In northwestern Canada, prospectors have found a well-preserved mummified baby woolly mammoth. They discovered the calf Tuesday during permafrost excavations in the Klondike gold fields, Yukon Territory Government and Aboriginal Trondik Hoshin report. It is said to be “the most well-preserved mummified mammoth found in North America”.
The aborigines gave the animal the name Nun cho ga, which means large animal. Geologists from the relevant scientific authority and the University of Calgary suspect that Non Chu Ga died during the Ice Age and froze in permafrost over 30,000 years old.
Paleontologist Grant Zazola of the Scientific Authority speaks of an “incredible scientific discovery”. His hair and skin have been preserved. “If you look at her feet, you’ll find that her fingernails and toenails are so delicate they haven’t hardened yet.” He said she was about 140cm tall. Preliminary studies indicate that the animal was about a month old when it died.
It is the second baby woolly mammoth to be discovered worldwide.
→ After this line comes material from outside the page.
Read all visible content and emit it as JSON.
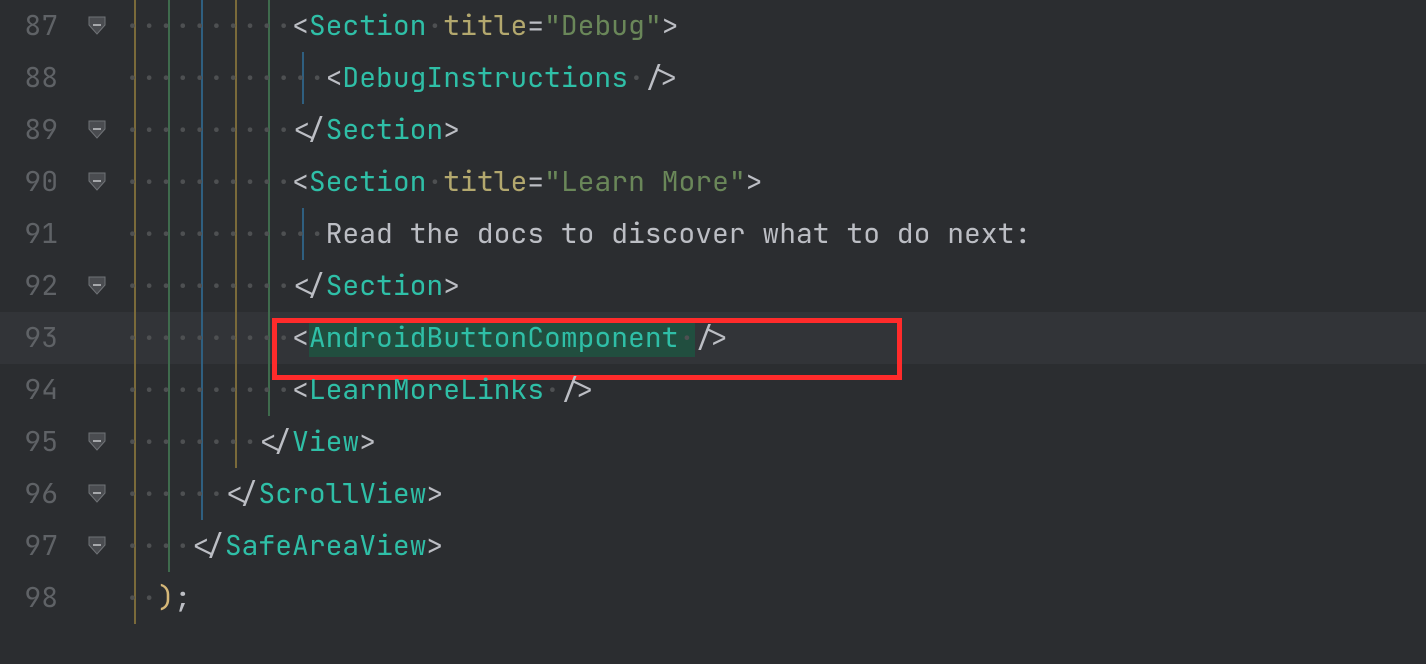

In 1948, parts of a mammoth calf named Evie were found in a gold mine in the US state of Alaska.